WHAT THE TASK REQUIRES ▸
Please set down each record exactly as it appears, but leave out any pictures.

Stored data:
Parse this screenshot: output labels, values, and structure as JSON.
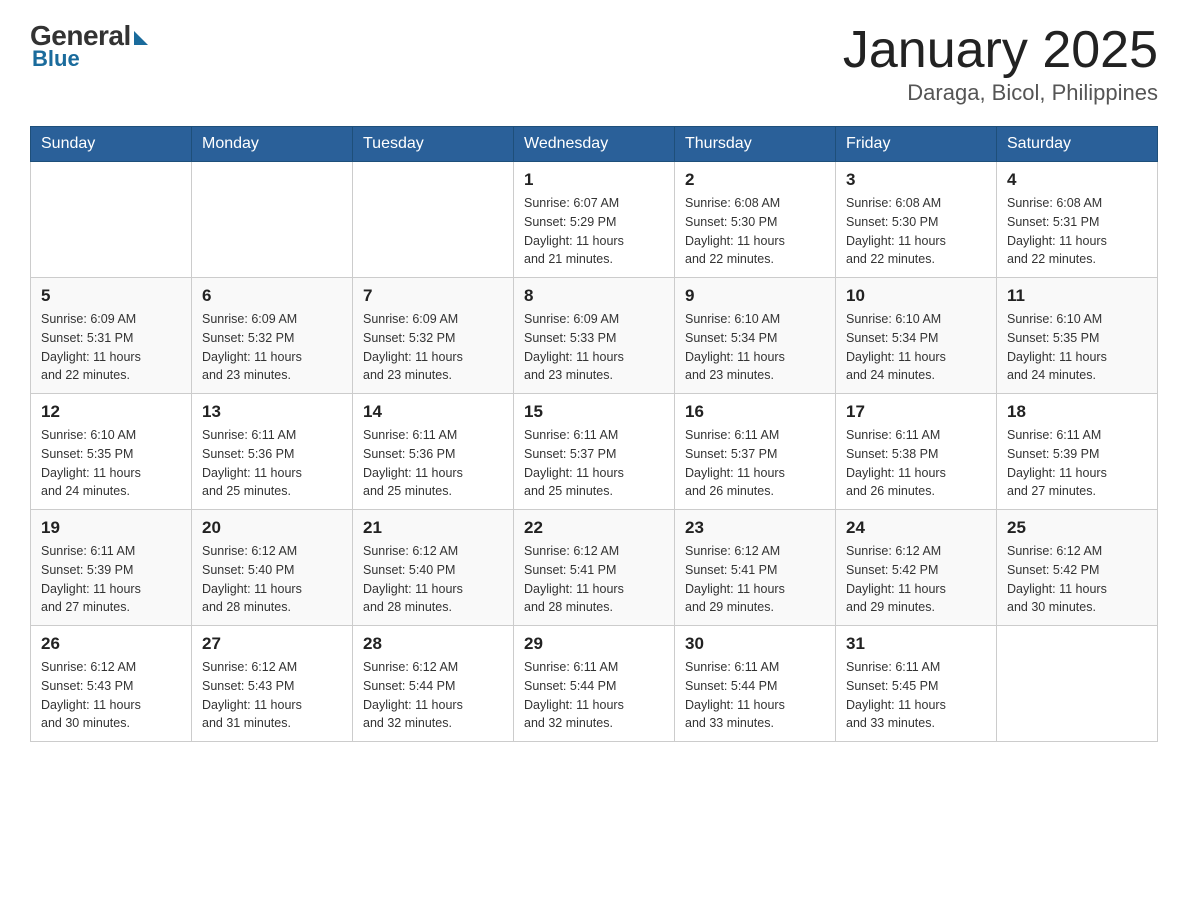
{
  "logo": {
    "general": "General",
    "blue": "Blue"
  },
  "title": "January 2025",
  "location": "Daraga, Bicol, Philippines",
  "days_of_week": [
    "Sunday",
    "Monday",
    "Tuesday",
    "Wednesday",
    "Thursday",
    "Friday",
    "Saturday"
  ],
  "weeks": [
    [
      {
        "day": "",
        "info": ""
      },
      {
        "day": "",
        "info": ""
      },
      {
        "day": "",
        "info": ""
      },
      {
        "day": "1",
        "info": "Sunrise: 6:07 AM\nSunset: 5:29 PM\nDaylight: 11 hours\nand 21 minutes."
      },
      {
        "day": "2",
        "info": "Sunrise: 6:08 AM\nSunset: 5:30 PM\nDaylight: 11 hours\nand 22 minutes."
      },
      {
        "day": "3",
        "info": "Sunrise: 6:08 AM\nSunset: 5:30 PM\nDaylight: 11 hours\nand 22 minutes."
      },
      {
        "day": "4",
        "info": "Sunrise: 6:08 AM\nSunset: 5:31 PM\nDaylight: 11 hours\nand 22 minutes."
      }
    ],
    [
      {
        "day": "5",
        "info": "Sunrise: 6:09 AM\nSunset: 5:31 PM\nDaylight: 11 hours\nand 22 minutes."
      },
      {
        "day": "6",
        "info": "Sunrise: 6:09 AM\nSunset: 5:32 PM\nDaylight: 11 hours\nand 23 minutes."
      },
      {
        "day": "7",
        "info": "Sunrise: 6:09 AM\nSunset: 5:32 PM\nDaylight: 11 hours\nand 23 minutes."
      },
      {
        "day": "8",
        "info": "Sunrise: 6:09 AM\nSunset: 5:33 PM\nDaylight: 11 hours\nand 23 minutes."
      },
      {
        "day": "9",
        "info": "Sunrise: 6:10 AM\nSunset: 5:34 PM\nDaylight: 11 hours\nand 23 minutes."
      },
      {
        "day": "10",
        "info": "Sunrise: 6:10 AM\nSunset: 5:34 PM\nDaylight: 11 hours\nand 24 minutes."
      },
      {
        "day": "11",
        "info": "Sunrise: 6:10 AM\nSunset: 5:35 PM\nDaylight: 11 hours\nand 24 minutes."
      }
    ],
    [
      {
        "day": "12",
        "info": "Sunrise: 6:10 AM\nSunset: 5:35 PM\nDaylight: 11 hours\nand 24 minutes."
      },
      {
        "day": "13",
        "info": "Sunrise: 6:11 AM\nSunset: 5:36 PM\nDaylight: 11 hours\nand 25 minutes."
      },
      {
        "day": "14",
        "info": "Sunrise: 6:11 AM\nSunset: 5:36 PM\nDaylight: 11 hours\nand 25 minutes."
      },
      {
        "day": "15",
        "info": "Sunrise: 6:11 AM\nSunset: 5:37 PM\nDaylight: 11 hours\nand 25 minutes."
      },
      {
        "day": "16",
        "info": "Sunrise: 6:11 AM\nSunset: 5:37 PM\nDaylight: 11 hours\nand 26 minutes."
      },
      {
        "day": "17",
        "info": "Sunrise: 6:11 AM\nSunset: 5:38 PM\nDaylight: 11 hours\nand 26 minutes."
      },
      {
        "day": "18",
        "info": "Sunrise: 6:11 AM\nSunset: 5:39 PM\nDaylight: 11 hours\nand 27 minutes."
      }
    ],
    [
      {
        "day": "19",
        "info": "Sunrise: 6:11 AM\nSunset: 5:39 PM\nDaylight: 11 hours\nand 27 minutes."
      },
      {
        "day": "20",
        "info": "Sunrise: 6:12 AM\nSunset: 5:40 PM\nDaylight: 11 hours\nand 28 minutes."
      },
      {
        "day": "21",
        "info": "Sunrise: 6:12 AM\nSunset: 5:40 PM\nDaylight: 11 hours\nand 28 minutes."
      },
      {
        "day": "22",
        "info": "Sunrise: 6:12 AM\nSunset: 5:41 PM\nDaylight: 11 hours\nand 28 minutes."
      },
      {
        "day": "23",
        "info": "Sunrise: 6:12 AM\nSunset: 5:41 PM\nDaylight: 11 hours\nand 29 minutes."
      },
      {
        "day": "24",
        "info": "Sunrise: 6:12 AM\nSunset: 5:42 PM\nDaylight: 11 hours\nand 29 minutes."
      },
      {
        "day": "25",
        "info": "Sunrise: 6:12 AM\nSunset: 5:42 PM\nDaylight: 11 hours\nand 30 minutes."
      }
    ],
    [
      {
        "day": "26",
        "info": "Sunrise: 6:12 AM\nSunset: 5:43 PM\nDaylight: 11 hours\nand 30 minutes."
      },
      {
        "day": "27",
        "info": "Sunrise: 6:12 AM\nSunset: 5:43 PM\nDaylight: 11 hours\nand 31 minutes."
      },
      {
        "day": "28",
        "info": "Sunrise: 6:12 AM\nSunset: 5:44 PM\nDaylight: 11 hours\nand 32 minutes."
      },
      {
        "day": "29",
        "info": "Sunrise: 6:11 AM\nSunset: 5:44 PM\nDaylight: 11 hours\nand 32 minutes."
      },
      {
        "day": "30",
        "info": "Sunrise: 6:11 AM\nSunset: 5:44 PM\nDaylight: 11 hours\nand 33 minutes."
      },
      {
        "day": "31",
        "info": "Sunrise: 6:11 AM\nSunset: 5:45 PM\nDaylight: 11 hours\nand 33 minutes."
      },
      {
        "day": "",
        "info": ""
      }
    ]
  ]
}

EXERCISE ANSWER ▸
Parse this screenshot: output labels, values, and structure as JSON.
{
  "logo": {
    "general": "General",
    "blue": "Blue"
  },
  "title": "January 2025",
  "location": "Daraga, Bicol, Philippines",
  "days_of_week": [
    "Sunday",
    "Monday",
    "Tuesday",
    "Wednesday",
    "Thursday",
    "Friday",
    "Saturday"
  ],
  "weeks": [
    [
      {
        "day": "",
        "info": ""
      },
      {
        "day": "",
        "info": ""
      },
      {
        "day": "",
        "info": ""
      },
      {
        "day": "1",
        "info": "Sunrise: 6:07 AM\nSunset: 5:29 PM\nDaylight: 11 hours\nand 21 minutes."
      },
      {
        "day": "2",
        "info": "Sunrise: 6:08 AM\nSunset: 5:30 PM\nDaylight: 11 hours\nand 22 minutes."
      },
      {
        "day": "3",
        "info": "Sunrise: 6:08 AM\nSunset: 5:30 PM\nDaylight: 11 hours\nand 22 minutes."
      },
      {
        "day": "4",
        "info": "Sunrise: 6:08 AM\nSunset: 5:31 PM\nDaylight: 11 hours\nand 22 minutes."
      }
    ],
    [
      {
        "day": "5",
        "info": "Sunrise: 6:09 AM\nSunset: 5:31 PM\nDaylight: 11 hours\nand 22 minutes."
      },
      {
        "day": "6",
        "info": "Sunrise: 6:09 AM\nSunset: 5:32 PM\nDaylight: 11 hours\nand 23 minutes."
      },
      {
        "day": "7",
        "info": "Sunrise: 6:09 AM\nSunset: 5:32 PM\nDaylight: 11 hours\nand 23 minutes."
      },
      {
        "day": "8",
        "info": "Sunrise: 6:09 AM\nSunset: 5:33 PM\nDaylight: 11 hours\nand 23 minutes."
      },
      {
        "day": "9",
        "info": "Sunrise: 6:10 AM\nSunset: 5:34 PM\nDaylight: 11 hours\nand 23 minutes."
      },
      {
        "day": "10",
        "info": "Sunrise: 6:10 AM\nSunset: 5:34 PM\nDaylight: 11 hours\nand 24 minutes."
      },
      {
        "day": "11",
        "info": "Sunrise: 6:10 AM\nSunset: 5:35 PM\nDaylight: 11 hours\nand 24 minutes."
      }
    ],
    [
      {
        "day": "12",
        "info": "Sunrise: 6:10 AM\nSunset: 5:35 PM\nDaylight: 11 hours\nand 24 minutes."
      },
      {
        "day": "13",
        "info": "Sunrise: 6:11 AM\nSunset: 5:36 PM\nDaylight: 11 hours\nand 25 minutes."
      },
      {
        "day": "14",
        "info": "Sunrise: 6:11 AM\nSunset: 5:36 PM\nDaylight: 11 hours\nand 25 minutes."
      },
      {
        "day": "15",
        "info": "Sunrise: 6:11 AM\nSunset: 5:37 PM\nDaylight: 11 hours\nand 25 minutes."
      },
      {
        "day": "16",
        "info": "Sunrise: 6:11 AM\nSunset: 5:37 PM\nDaylight: 11 hours\nand 26 minutes."
      },
      {
        "day": "17",
        "info": "Sunrise: 6:11 AM\nSunset: 5:38 PM\nDaylight: 11 hours\nand 26 minutes."
      },
      {
        "day": "18",
        "info": "Sunrise: 6:11 AM\nSunset: 5:39 PM\nDaylight: 11 hours\nand 27 minutes."
      }
    ],
    [
      {
        "day": "19",
        "info": "Sunrise: 6:11 AM\nSunset: 5:39 PM\nDaylight: 11 hours\nand 27 minutes."
      },
      {
        "day": "20",
        "info": "Sunrise: 6:12 AM\nSunset: 5:40 PM\nDaylight: 11 hours\nand 28 minutes."
      },
      {
        "day": "21",
        "info": "Sunrise: 6:12 AM\nSunset: 5:40 PM\nDaylight: 11 hours\nand 28 minutes."
      },
      {
        "day": "22",
        "info": "Sunrise: 6:12 AM\nSunset: 5:41 PM\nDaylight: 11 hours\nand 28 minutes."
      },
      {
        "day": "23",
        "info": "Sunrise: 6:12 AM\nSunset: 5:41 PM\nDaylight: 11 hours\nand 29 minutes."
      },
      {
        "day": "24",
        "info": "Sunrise: 6:12 AM\nSunset: 5:42 PM\nDaylight: 11 hours\nand 29 minutes."
      },
      {
        "day": "25",
        "info": "Sunrise: 6:12 AM\nSunset: 5:42 PM\nDaylight: 11 hours\nand 30 minutes."
      }
    ],
    [
      {
        "day": "26",
        "info": "Sunrise: 6:12 AM\nSunset: 5:43 PM\nDaylight: 11 hours\nand 30 minutes."
      },
      {
        "day": "27",
        "info": "Sunrise: 6:12 AM\nSunset: 5:43 PM\nDaylight: 11 hours\nand 31 minutes."
      },
      {
        "day": "28",
        "info": "Sunrise: 6:12 AM\nSunset: 5:44 PM\nDaylight: 11 hours\nand 32 minutes."
      },
      {
        "day": "29",
        "info": "Sunrise: 6:11 AM\nSunset: 5:44 PM\nDaylight: 11 hours\nand 32 minutes."
      },
      {
        "day": "30",
        "info": "Sunrise: 6:11 AM\nSunset: 5:44 PM\nDaylight: 11 hours\nand 33 minutes."
      },
      {
        "day": "31",
        "info": "Sunrise: 6:11 AM\nSunset: 5:45 PM\nDaylight: 11 hours\nand 33 minutes."
      },
      {
        "day": "",
        "info": ""
      }
    ]
  ]
}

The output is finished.